*** Opening of Source information ***

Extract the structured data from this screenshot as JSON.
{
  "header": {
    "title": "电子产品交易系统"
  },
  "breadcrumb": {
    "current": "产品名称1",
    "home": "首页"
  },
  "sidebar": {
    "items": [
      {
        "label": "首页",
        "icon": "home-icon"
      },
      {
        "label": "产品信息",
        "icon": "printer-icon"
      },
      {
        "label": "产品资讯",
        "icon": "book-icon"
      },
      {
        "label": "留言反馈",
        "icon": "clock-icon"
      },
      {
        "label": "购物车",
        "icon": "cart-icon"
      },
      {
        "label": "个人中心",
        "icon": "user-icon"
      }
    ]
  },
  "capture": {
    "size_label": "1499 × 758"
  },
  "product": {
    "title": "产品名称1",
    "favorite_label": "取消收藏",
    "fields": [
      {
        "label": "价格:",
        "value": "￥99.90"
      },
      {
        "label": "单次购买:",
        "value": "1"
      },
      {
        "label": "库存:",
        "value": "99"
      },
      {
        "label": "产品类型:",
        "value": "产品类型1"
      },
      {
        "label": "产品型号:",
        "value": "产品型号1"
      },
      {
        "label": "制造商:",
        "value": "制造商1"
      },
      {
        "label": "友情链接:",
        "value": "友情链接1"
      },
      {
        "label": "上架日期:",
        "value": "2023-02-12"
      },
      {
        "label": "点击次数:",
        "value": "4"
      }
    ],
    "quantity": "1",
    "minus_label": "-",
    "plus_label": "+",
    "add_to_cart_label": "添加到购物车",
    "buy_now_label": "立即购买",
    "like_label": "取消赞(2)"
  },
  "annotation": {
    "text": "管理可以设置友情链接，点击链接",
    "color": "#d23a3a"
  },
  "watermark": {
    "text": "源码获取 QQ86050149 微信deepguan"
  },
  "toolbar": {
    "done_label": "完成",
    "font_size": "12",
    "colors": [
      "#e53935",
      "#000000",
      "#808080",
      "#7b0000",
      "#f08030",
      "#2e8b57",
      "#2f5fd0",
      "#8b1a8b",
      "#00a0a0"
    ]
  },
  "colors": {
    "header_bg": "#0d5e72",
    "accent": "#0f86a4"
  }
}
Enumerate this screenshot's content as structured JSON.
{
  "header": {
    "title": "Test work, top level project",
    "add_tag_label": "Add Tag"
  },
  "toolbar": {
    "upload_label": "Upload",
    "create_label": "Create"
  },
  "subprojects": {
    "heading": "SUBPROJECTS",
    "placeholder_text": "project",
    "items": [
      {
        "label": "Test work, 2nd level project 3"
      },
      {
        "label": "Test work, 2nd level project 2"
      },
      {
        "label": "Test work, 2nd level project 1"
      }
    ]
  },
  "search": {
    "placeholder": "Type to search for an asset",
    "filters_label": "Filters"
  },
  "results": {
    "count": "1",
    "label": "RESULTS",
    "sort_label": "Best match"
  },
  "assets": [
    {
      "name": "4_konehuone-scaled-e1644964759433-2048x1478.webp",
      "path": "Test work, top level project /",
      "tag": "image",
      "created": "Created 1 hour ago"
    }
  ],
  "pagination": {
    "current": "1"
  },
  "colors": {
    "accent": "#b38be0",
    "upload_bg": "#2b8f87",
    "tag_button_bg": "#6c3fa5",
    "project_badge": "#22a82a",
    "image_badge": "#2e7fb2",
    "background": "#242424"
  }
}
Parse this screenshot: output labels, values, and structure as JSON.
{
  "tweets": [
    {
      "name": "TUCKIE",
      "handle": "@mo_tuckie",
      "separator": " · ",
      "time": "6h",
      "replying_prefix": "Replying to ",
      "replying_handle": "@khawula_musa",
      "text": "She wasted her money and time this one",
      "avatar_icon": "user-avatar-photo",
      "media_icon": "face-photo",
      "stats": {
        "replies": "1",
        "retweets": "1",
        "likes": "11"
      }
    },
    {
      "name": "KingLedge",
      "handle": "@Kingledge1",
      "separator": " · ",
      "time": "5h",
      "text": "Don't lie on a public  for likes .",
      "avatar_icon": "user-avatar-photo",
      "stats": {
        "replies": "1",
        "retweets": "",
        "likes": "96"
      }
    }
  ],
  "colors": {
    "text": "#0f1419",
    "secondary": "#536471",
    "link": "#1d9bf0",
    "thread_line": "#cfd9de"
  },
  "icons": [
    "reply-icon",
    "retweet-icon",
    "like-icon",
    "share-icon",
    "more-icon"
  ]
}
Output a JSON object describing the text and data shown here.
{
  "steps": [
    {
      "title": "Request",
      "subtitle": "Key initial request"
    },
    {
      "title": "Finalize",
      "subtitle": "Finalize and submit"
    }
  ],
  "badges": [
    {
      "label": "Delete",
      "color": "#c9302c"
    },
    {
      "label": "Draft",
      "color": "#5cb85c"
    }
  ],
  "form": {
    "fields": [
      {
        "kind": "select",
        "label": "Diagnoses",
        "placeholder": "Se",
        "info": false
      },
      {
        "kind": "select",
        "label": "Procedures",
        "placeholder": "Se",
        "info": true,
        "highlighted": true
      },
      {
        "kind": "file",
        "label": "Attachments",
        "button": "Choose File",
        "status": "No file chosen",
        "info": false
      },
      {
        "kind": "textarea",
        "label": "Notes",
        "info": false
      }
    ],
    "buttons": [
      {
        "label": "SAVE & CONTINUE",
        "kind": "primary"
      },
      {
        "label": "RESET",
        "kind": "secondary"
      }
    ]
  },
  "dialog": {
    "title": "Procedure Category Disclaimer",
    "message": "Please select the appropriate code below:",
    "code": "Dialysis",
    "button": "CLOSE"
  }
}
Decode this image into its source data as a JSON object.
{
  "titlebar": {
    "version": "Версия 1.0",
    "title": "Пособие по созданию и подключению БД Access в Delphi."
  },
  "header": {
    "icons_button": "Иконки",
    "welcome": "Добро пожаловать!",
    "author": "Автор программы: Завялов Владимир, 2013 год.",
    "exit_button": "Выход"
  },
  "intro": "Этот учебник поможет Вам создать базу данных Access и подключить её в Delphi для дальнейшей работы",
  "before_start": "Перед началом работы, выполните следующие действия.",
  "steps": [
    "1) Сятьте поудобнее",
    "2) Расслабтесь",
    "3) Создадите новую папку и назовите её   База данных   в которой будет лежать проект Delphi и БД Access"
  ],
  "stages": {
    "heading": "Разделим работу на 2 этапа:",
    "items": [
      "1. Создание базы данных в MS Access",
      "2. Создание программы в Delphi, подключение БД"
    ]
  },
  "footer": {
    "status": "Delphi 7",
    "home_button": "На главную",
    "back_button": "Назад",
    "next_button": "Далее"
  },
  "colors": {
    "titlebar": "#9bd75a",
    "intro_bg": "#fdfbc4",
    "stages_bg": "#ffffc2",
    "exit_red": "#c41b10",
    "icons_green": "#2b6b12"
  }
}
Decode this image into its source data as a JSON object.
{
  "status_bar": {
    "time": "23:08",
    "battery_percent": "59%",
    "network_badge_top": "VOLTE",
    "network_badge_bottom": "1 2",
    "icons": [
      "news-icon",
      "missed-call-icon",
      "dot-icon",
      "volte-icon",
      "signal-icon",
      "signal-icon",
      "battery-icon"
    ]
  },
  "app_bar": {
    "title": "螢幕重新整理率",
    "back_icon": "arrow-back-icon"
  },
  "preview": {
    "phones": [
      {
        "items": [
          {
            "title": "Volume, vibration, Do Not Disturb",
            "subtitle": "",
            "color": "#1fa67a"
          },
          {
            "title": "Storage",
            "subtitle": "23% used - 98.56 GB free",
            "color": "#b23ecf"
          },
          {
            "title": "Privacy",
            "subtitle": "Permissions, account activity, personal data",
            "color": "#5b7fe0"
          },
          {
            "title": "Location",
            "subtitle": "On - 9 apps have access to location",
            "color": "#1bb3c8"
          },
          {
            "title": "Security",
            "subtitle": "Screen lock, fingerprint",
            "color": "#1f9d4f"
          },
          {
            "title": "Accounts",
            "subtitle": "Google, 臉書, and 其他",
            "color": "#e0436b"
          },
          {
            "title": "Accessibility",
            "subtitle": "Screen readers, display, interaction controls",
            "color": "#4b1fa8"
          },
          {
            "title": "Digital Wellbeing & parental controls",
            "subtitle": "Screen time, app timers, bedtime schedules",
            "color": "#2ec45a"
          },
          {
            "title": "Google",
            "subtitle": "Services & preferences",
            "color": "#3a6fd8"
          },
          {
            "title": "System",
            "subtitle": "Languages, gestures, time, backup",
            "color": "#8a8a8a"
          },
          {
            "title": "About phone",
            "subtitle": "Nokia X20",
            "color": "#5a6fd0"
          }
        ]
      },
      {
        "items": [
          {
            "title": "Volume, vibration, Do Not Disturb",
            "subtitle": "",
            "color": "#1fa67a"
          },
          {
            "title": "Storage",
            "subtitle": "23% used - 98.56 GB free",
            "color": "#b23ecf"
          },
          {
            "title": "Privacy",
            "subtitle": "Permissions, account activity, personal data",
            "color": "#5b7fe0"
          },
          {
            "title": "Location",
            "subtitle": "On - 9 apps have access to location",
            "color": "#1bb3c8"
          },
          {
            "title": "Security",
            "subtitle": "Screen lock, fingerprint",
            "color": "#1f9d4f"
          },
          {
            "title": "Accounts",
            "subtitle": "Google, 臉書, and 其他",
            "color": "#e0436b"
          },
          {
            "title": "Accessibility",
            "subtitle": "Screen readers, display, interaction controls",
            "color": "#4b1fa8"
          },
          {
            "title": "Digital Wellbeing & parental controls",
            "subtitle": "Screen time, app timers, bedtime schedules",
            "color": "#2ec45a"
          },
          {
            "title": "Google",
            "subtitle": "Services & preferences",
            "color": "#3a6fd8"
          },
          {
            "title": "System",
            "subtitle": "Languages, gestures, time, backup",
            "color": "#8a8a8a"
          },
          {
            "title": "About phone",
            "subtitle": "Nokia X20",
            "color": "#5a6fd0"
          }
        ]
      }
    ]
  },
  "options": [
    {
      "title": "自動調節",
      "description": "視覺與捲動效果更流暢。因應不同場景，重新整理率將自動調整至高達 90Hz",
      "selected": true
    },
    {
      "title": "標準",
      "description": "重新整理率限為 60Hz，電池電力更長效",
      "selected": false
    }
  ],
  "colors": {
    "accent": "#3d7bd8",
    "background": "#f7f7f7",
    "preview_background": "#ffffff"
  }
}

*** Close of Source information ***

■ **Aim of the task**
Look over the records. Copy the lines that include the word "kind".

■ **Task answer**
        "kind": "select",
        "kind": "select",
        "kind": "file",
        "kind": "textarea",
        "kind": "primary"
        "kind": "secondary"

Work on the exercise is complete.